● **REQUIREMENT**: If a line in the entries below includes "içecek", show that line.

Data records for software interfaces
-- Opening Marker --
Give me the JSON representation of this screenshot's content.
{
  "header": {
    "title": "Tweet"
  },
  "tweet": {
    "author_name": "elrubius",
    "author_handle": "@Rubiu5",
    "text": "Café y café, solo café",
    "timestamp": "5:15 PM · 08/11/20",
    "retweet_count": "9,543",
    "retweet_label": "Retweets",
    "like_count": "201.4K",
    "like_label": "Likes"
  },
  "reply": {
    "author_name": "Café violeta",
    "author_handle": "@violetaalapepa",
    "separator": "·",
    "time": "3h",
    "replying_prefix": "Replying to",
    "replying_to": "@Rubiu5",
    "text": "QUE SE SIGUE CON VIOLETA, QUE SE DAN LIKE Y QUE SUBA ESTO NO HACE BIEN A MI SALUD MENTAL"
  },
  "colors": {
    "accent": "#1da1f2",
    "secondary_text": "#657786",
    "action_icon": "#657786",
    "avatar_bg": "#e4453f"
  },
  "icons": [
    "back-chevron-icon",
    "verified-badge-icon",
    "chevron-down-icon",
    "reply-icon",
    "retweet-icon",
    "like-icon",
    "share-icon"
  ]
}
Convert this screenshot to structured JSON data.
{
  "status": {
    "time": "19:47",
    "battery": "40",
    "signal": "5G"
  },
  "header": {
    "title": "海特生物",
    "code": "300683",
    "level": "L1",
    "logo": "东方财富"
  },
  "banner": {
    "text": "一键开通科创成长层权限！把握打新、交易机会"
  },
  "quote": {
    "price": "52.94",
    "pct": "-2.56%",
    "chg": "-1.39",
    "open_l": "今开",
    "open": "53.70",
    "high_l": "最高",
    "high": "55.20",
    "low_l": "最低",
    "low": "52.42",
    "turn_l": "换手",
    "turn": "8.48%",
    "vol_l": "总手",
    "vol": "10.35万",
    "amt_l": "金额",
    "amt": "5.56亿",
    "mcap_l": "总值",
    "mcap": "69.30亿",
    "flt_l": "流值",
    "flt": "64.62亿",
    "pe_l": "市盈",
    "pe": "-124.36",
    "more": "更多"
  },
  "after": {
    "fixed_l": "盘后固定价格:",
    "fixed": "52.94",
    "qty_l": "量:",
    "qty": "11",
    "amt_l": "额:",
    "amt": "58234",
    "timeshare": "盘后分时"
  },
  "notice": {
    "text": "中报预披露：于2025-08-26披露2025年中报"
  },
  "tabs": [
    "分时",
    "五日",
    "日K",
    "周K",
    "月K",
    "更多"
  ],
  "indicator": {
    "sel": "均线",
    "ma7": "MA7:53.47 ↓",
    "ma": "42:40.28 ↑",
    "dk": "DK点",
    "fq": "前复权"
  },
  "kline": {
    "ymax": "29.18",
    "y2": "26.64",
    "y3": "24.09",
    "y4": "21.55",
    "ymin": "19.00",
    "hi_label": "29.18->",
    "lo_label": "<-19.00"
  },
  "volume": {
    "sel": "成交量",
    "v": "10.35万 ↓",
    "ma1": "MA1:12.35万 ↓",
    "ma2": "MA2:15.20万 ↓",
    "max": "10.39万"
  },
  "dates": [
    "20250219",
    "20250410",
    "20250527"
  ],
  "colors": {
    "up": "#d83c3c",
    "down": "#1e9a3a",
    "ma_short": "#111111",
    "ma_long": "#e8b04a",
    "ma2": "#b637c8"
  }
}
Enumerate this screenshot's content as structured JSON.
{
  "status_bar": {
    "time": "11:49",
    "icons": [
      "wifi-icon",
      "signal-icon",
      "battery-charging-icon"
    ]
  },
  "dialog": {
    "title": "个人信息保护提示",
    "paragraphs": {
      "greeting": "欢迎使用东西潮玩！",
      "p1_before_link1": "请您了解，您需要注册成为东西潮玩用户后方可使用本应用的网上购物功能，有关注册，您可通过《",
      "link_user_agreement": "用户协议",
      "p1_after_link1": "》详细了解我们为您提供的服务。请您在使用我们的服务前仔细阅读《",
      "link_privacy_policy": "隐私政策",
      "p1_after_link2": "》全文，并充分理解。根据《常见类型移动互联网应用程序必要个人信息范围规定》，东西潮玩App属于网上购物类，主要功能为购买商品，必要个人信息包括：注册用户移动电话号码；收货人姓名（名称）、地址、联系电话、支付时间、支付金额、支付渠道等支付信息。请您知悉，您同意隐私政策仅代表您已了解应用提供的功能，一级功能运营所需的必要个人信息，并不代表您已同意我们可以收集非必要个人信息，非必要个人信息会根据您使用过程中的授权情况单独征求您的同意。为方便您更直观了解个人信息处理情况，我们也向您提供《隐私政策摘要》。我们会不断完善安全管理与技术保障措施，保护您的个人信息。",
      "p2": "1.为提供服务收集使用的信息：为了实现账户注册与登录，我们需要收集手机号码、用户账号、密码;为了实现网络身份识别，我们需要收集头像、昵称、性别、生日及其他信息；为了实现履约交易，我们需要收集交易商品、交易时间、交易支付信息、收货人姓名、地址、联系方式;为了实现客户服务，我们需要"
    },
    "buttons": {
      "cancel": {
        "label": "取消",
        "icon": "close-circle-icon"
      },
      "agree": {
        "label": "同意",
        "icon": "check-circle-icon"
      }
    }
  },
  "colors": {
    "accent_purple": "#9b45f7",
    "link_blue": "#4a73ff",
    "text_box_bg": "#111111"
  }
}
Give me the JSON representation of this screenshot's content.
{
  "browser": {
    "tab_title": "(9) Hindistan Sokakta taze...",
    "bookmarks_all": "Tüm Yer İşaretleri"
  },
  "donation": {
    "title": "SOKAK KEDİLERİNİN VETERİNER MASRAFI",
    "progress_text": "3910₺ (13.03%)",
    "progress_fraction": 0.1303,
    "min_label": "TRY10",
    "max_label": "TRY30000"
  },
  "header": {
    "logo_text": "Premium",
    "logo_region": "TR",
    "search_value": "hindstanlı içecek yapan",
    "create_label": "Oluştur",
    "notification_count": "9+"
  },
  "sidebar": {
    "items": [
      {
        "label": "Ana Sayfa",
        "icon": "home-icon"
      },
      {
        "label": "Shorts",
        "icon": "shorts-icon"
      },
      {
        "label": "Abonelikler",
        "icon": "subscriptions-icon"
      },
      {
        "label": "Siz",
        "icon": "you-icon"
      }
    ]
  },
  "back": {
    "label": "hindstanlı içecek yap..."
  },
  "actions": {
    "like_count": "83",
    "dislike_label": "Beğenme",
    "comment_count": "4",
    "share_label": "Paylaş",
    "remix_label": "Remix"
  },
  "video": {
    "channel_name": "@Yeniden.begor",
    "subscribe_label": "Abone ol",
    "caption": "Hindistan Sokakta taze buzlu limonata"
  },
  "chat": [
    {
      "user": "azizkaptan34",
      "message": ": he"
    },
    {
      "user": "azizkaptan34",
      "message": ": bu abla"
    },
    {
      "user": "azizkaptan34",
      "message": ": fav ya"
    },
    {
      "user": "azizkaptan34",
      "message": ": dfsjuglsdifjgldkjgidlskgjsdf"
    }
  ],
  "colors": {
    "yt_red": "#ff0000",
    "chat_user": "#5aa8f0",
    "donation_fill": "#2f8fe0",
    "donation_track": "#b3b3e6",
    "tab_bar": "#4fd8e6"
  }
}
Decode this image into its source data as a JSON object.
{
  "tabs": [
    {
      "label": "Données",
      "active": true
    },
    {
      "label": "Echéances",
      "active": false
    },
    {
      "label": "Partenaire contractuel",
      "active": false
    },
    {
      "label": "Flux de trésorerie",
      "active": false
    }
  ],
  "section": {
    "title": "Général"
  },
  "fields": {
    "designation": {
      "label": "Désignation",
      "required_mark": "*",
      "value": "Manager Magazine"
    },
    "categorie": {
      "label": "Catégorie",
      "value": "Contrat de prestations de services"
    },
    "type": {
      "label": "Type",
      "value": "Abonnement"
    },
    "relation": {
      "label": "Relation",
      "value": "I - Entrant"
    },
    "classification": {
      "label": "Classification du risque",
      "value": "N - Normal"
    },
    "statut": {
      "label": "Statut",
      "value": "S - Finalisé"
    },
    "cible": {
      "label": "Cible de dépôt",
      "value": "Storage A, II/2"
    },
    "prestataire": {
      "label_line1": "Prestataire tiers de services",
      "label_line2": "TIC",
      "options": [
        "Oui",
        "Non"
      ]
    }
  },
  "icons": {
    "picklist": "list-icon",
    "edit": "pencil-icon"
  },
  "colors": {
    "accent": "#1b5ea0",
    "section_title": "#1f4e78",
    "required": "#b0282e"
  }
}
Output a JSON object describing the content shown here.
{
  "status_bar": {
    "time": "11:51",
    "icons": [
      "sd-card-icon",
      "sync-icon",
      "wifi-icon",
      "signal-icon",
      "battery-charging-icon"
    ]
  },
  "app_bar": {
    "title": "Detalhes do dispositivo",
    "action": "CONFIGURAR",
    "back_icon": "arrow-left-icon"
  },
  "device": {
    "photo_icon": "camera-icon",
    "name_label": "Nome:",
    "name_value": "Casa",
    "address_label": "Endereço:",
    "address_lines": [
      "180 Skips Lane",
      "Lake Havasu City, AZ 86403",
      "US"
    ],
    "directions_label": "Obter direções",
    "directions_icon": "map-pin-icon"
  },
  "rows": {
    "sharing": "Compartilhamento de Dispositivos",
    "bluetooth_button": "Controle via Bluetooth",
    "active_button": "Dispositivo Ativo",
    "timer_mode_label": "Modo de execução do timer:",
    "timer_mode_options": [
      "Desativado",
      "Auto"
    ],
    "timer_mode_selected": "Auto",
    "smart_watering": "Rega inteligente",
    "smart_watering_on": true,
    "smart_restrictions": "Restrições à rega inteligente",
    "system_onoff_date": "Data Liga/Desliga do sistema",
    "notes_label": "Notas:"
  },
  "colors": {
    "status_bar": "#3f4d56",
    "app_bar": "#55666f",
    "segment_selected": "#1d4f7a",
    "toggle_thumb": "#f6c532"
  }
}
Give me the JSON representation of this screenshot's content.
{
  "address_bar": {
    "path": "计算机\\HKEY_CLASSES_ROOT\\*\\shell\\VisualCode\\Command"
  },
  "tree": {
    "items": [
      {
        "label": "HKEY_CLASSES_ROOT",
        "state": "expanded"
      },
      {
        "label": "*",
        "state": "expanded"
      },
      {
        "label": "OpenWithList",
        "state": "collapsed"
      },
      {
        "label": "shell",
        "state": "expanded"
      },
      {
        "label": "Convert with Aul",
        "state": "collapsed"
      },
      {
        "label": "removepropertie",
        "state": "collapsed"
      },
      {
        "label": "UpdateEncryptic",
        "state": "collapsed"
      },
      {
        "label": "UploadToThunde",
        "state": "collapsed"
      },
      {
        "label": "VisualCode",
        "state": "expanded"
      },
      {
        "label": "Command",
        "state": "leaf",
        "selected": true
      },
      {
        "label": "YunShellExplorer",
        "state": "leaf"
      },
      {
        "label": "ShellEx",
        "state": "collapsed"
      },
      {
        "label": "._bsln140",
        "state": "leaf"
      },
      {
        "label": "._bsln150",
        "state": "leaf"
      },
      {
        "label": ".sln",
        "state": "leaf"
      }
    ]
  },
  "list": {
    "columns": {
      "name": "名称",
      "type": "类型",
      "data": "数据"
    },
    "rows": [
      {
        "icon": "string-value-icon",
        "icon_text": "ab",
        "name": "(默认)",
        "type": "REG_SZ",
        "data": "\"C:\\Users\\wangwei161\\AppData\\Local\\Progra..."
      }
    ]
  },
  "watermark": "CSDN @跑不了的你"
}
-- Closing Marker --
● **SOLUTION**:
    "search_value": "hindstanlı içecek yapan",
    "label": "hindstanlı içecek yap..."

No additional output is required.